Psyche was delivered up to someone, but far from treating her evilly, he treats her well. He gives her pleasure. He loves her body. But he only comes to her at night, so she has no idea who he is.

The oracle prophesied of a great winged evil, but her husband reveals himself as a tender, attentive lover, who truly cares for her. One evening, he speaks to her,

“Sweetest Psyche,” he said, “my dear wife, cruel Fortune threatens you with deadly danger, which I want you to guard against with utmost care. Your sisters think you dead and, troubled by this, they’ll soon come to the cliff-top. When they do, if you should chance to hear their lament, don’t answer or even look in their direction, or you’ll cause me the bitterest pain and bring utter ruin on yourself.”

Psyche subsequently is faced with a dilemma – should she trust her husband’s actions and how he treats her, or should she trust the judgments of her family and the Oracle.

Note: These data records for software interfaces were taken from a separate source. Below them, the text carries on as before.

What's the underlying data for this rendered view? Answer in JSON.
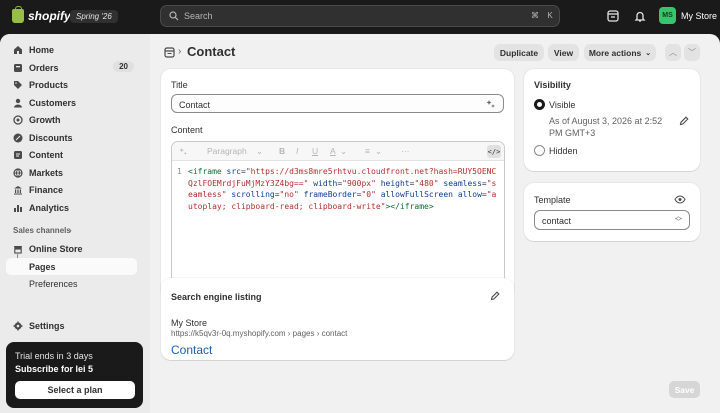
{
  "topbar": {
    "brand": "shopify",
    "edition": "Spring '26",
    "search_placeholder": "Search",
    "shortcut_mod": "⌘",
    "shortcut_key": "K",
    "store_initials": "MS",
    "store_name": "My Store"
  },
  "sidebar": {
    "items": [
      {
        "label": "Home",
        "icon": "home-icon"
      },
      {
        "label": "Orders",
        "icon": "orders-icon",
        "badge": "20"
      },
      {
        "label": "Products",
        "icon": "tag-icon"
      },
      {
        "label": "Customers",
        "icon": "person-icon"
      },
      {
        "label": "Growth",
        "icon": "target-icon"
      },
      {
        "label": "Discounts",
        "icon": "discount-icon"
      },
      {
        "label": "Content",
        "icon": "content-icon"
      },
      {
        "label": "Markets",
        "icon": "globe-icon"
      },
      {
        "label": "Finance",
        "icon": "bank-icon"
      },
      {
        "label": "Analytics",
        "icon": "chart-icon"
      }
    ],
    "sales_channels_label": "Sales channels",
    "online_store_label": "Online Store",
    "sub_items": [
      {
        "label": "Pages",
        "active": true
      },
      {
        "label": "Preferences",
        "active": false
      }
    ],
    "settings_label": "Settings",
    "trial": {
      "line1": "Trial ends in 3 days",
      "line2": "Subscribe for lei 5",
      "button": "Select a plan"
    }
  },
  "header": {
    "breadcrumb_sep": "›",
    "title": "Contact",
    "duplicate": "Duplicate",
    "view": "View",
    "more_actions": "More actions"
  },
  "main": {
    "title_label": "Title",
    "title_value": "Contact",
    "content_label": "Content",
    "toolbar": {
      "paragraph": "Paragraph",
      "bold": "B",
      "italic": "I",
      "underline": "U",
      "color": "A",
      "align": "≡",
      "more": "···",
      "code": "</>"
    },
    "code": {
      "line_number": "1",
      "tokens": [
        {
          "t": "tag",
          "v": "<iframe "
        },
        {
          "t": "attr",
          "v": "src"
        },
        {
          "t": "pun",
          "v": "="
        },
        {
          "t": "str",
          "v": "\"https://d3ms8mre5rhtvu.cloudfront.net?hash=RUY5OENCQzlFOEMrdjFuMjMzY3Z4bg==\""
        },
        {
          "t": "pun",
          "v": " "
        },
        {
          "t": "attr",
          "v": "width"
        },
        {
          "t": "pun",
          "v": "="
        },
        {
          "t": "str",
          "v": "\"900px\""
        },
        {
          "t": "pun",
          "v": " "
        },
        {
          "t": "attr",
          "v": "height"
        },
        {
          "t": "pun",
          "v": "="
        },
        {
          "t": "str",
          "v": "\"480\""
        },
        {
          "t": "pun",
          "v": " "
        },
        {
          "t": "attr",
          "v": "seamless"
        },
        {
          "t": "pun",
          "v": "="
        },
        {
          "t": "str",
          "v": "\"seamless\""
        },
        {
          "t": "pun",
          "v": " "
        },
        {
          "t": "attr",
          "v": "scrolling"
        },
        {
          "t": "pun",
          "v": "="
        },
        {
          "t": "str",
          "v": "\"no\""
        },
        {
          "t": "pun",
          "v": " "
        },
        {
          "t": "attr",
          "v": "frameBorder"
        },
        {
          "t": "pun",
          "v": "="
        },
        {
          "t": "str",
          "v": "\"0\""
        },
        {
          "t": "pun",
          "v": " "
        },
        {
          "t": "attr",
          "v": "allowFullScreen"
        },
        {
          "t": "pun",
          "v": " "
        },
        {
          "t": "attr",
          "v": "allow"
        },
        {
          "t": "pun",
          "v": "="
        },
        {
          "t": "str",
          "v": "\"autoplay; clipboard-read; clipboard-write\""
        },
        {
          "t": "tag",
          "v": "></iframe>"
        }
      ]
    },
    "seo": {
      "title": "Search engine listing",
      "store": "My Store",
      "url": "https://k5qv3r-0q.myshopify.com › pages › contact",
      "page_title": "Contact"
    }
  },
  "visibility": {
    "title": "Visibility",
    "visible_label": "Visible",
    "visible_note": "As of August 3, 2026 at 2:52 PM GMT+3",
    "hidden_label": "Hidden",
    "selected": "visible"
  },
  "template": {
    "title": "Template",
    "value": "contact"
  },
  "save": "Save"
}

Psyche knows what it is like to be judged on appearance alone, without regard to her character. Suitors shunned her, because she was thought to be too beautiful and too perfect – like a statue. In the poem, it looks as if she places all her trust in appearances as she strives to discover her husband’s identity, not trusting that his actions have revealed his true character.

But what would looking on his face reveal? Would it make his actions a lie? Psyche doesn’t stop to reflect on her husband’s nature. If he were truly monstrous, he’d treat her badly and not kindly. He loves her and brings her pleasure and she seems to enjoy his company, although she is plagued with doubt. Her doubt, however, reveals a fatal flaw in her character – she cannot trust her judgment of her husband based on his actions; she must judge him based on his appearances. This fatal flaw will be her undoing …

You can read the rest of the story through the link I posted above.

I deal with similar themes in “The Prince” and “The Raven,” and also the next book in the series “The Shadow.” The male and female leads find themselves in a situation where they end up having to trust one another’s characters rather than outward appearances. Indeed, the importance of having a good character is one of the themes of the novels, along with love, sex, hope, and redemption.

I welcome your comments on the myth of Cupid and Psyche and I hope that you will take time for beauty and poetry in your daily life. – SR